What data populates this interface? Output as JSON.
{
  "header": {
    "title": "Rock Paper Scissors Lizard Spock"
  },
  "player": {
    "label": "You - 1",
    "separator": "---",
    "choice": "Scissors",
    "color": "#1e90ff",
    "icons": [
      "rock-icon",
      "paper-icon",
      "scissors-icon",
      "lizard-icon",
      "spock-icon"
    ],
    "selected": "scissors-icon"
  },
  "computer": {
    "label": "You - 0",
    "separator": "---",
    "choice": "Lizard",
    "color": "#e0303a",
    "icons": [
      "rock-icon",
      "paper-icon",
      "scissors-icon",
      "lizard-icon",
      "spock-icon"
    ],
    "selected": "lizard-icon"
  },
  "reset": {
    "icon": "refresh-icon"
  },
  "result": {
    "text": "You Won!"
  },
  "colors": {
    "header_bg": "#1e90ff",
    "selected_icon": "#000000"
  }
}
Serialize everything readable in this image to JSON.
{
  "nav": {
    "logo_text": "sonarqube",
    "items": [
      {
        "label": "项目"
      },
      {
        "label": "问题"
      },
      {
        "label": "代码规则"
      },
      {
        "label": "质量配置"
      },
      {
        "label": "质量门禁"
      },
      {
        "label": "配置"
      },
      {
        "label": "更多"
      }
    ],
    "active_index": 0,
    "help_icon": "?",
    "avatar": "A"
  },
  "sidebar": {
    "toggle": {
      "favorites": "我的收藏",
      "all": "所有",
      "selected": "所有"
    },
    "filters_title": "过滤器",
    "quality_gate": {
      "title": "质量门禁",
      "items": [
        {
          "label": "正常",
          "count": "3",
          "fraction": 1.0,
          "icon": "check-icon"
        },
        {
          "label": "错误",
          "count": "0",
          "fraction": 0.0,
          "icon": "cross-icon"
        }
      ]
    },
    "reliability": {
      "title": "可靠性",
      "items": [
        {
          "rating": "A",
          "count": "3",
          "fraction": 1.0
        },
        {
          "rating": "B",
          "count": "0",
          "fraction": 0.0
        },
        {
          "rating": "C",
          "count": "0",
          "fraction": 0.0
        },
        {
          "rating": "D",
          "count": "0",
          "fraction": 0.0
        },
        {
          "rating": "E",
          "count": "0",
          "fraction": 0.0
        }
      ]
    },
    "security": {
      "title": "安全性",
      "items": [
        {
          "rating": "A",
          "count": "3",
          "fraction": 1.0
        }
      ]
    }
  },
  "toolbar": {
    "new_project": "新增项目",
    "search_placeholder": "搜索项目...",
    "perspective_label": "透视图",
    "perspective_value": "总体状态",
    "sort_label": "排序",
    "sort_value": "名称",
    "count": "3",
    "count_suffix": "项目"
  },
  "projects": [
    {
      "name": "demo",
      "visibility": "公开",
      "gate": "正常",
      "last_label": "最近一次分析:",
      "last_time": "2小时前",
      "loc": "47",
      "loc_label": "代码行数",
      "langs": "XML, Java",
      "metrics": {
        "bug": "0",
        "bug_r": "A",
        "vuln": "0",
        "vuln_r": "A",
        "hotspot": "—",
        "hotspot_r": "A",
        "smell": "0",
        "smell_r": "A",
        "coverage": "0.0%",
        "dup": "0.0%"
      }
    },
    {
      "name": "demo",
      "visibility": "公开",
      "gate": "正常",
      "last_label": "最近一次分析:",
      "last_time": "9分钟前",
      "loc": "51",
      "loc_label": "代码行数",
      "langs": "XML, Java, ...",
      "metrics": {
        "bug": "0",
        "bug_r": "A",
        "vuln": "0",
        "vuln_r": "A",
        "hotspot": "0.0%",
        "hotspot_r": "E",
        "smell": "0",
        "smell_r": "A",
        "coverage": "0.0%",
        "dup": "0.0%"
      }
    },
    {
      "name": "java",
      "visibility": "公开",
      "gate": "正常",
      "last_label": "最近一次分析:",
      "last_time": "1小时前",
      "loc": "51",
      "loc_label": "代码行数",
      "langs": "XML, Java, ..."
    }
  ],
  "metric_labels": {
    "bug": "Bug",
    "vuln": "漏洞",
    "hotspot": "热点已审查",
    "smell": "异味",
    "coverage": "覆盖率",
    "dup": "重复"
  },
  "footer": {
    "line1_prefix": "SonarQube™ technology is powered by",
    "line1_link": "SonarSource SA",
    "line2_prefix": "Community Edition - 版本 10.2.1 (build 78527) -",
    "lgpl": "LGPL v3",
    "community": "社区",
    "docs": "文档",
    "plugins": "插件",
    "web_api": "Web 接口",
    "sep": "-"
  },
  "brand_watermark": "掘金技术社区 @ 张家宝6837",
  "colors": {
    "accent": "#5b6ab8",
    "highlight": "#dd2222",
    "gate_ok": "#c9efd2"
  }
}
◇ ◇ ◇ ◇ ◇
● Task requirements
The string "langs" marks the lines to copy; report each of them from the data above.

● Exercise result
      "langs": "XML, Java",
      "langs": "XML, Java, ...",
      "langs": "XML, Java, ..."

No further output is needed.